Do Not Judge a Habit/Routine on The First Try, or 10
The thing about habits is that you have to do it more than once to form the habit, and routines are not routine until you have done it several times.
They say you should not judge a habit on the first few weeks, and this is very true, especially with littles.
The first few weeks of a new activity or element in routine can be downright rough!
It helps me to remember that they are learning and need practice, even more so if this is a brand new activity. It takes a lot of reminding of how we behave.
Laying Out Expectations For Your Routines
When we are going out we review expectations-especially if it is a new activity/environment.
Depending on how big the activity is, we begin talking about it 1 week to a day before.
For bigger things like how to handle an airport, we begin a few weeks out.
For a new class at the library we begin a day or two ahead of time.
We review expectations in the car before disembarking, or before going into church service.
Examples Of Expectations We Talk About For Our Routines
- Remember that we are here to worship God.
- We participate.
- We pray when it is time to pray.
- We stand and sing when it is time to stand and sing, we keep our bottoms in our seats unless we are singing (sitting completely still is an unrealistic expectation, so we do not require that they sit completely still, just keep their bottom on the seat).
- It is a quiet place to learn about God, so we must be quiet when Pastor is speaking. (I plan on writing a whole post on children in worship soon!).
- We do not throw things.
Before story time or science time-
- Remember, the library is a quiet place where people are trying to read, so we must be quiet and walk calmly.
- We sit and participate with the class.
- We do not flop about on the floor.
- We keep our hands to ourselves.
- We listen to teacher.
At the zoo
- -It is very important to stay with mama.
- There are tricky people in the world that sometimes take children from their parents.
- If you do get lost, look for someone with a zoo badge or a mama with children.

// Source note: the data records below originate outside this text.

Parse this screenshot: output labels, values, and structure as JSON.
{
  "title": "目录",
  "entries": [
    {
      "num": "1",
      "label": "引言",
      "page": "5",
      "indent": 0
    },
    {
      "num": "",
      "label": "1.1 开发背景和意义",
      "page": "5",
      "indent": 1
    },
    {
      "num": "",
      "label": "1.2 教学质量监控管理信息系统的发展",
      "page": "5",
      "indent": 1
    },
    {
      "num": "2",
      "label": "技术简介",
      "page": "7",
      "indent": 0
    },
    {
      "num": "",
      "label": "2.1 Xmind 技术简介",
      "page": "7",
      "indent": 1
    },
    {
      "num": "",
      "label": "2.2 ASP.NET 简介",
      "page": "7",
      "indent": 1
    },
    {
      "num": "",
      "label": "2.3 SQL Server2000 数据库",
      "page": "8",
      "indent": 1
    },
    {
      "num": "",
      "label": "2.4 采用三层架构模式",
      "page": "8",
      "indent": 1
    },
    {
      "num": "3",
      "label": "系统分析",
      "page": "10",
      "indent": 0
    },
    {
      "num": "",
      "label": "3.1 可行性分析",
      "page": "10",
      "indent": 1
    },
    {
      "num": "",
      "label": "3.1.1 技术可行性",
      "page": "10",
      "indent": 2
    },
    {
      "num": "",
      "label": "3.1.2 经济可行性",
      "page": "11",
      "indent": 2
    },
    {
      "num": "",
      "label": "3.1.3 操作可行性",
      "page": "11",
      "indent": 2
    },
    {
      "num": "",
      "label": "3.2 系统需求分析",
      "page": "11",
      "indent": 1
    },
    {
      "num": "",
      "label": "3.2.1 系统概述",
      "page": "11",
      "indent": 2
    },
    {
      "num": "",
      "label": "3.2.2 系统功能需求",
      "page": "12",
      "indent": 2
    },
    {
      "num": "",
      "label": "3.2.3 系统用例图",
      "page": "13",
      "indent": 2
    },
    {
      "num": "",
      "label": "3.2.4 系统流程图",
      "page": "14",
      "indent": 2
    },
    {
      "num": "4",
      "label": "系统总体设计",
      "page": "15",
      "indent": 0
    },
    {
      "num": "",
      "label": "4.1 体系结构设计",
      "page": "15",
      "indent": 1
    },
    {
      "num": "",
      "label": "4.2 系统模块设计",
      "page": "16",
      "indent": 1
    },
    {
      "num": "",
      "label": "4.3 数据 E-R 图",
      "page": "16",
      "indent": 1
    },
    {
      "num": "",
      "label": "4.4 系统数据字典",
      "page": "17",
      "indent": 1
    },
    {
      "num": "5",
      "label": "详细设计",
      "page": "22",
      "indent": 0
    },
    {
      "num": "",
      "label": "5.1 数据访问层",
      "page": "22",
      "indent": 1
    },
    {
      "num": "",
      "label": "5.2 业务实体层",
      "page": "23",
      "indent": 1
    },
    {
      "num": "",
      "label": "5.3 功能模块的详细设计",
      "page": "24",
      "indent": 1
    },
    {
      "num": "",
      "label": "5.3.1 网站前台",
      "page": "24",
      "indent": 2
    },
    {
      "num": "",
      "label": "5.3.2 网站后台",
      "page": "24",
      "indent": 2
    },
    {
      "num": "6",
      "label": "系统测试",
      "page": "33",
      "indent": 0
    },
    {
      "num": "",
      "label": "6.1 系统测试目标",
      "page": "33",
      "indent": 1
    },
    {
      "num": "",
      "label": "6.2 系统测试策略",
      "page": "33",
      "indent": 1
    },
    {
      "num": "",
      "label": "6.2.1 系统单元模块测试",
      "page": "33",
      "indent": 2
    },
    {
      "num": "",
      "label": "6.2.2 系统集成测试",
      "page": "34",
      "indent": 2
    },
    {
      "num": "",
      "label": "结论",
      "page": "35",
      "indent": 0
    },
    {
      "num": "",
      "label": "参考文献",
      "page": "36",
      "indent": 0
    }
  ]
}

- What to do if someone grabs them-I do not do this to scare them, but I want them aware of their surroundings and what to do if lost or grabbed. I plan to write more on this at in the future.
- We talk about how we sit on our bottoms and keep hands inside on the train ride.
- How we do not feed the animals.
When we go into a store
- We talk about staying with mama because of tricky people.
- How to identify store employees.
- That we only touch with one finger.
- (I have written more in this post on How to Make Grocery Shopping Easier)
As they learn our routines I begin to ask them how they are expected to behave in the setting we will enter. What does participate mean at story time? At church? What being good in that setting? Do we flop about? Do we sit on our bottoms?
What To Do When Expectations Are Not Met
If we are having a hard time remembering how to behave we quietly excuse ourselves and have a talk and review expectations, and the behavior that was not acceptable.
This is the important part!
We go back in. If they figure out that bad behavior gets them out of situations that they do not want to be in, or they get to go play freely instead of learning to participate in a group setting or learning to sit to listen to the pastor, they will continue to act out.
Building new routines takes times and understanding.
It can be easy to be frustrated and take that out on them. Remain calm when you are explaining things to them. Especially if this is a new environment with things to see and do. They are having a hard time remembering, not trying to give you a hard time.
Training Up With Routines
Children thrive on routine. It helps tremendously to cue their bodies for bed, playtime, meals. It also gives them a sense of security.
Laying out expectations helps them with building routines.
We are commanded to train up our children for life, and routines & expectations are valuable tools.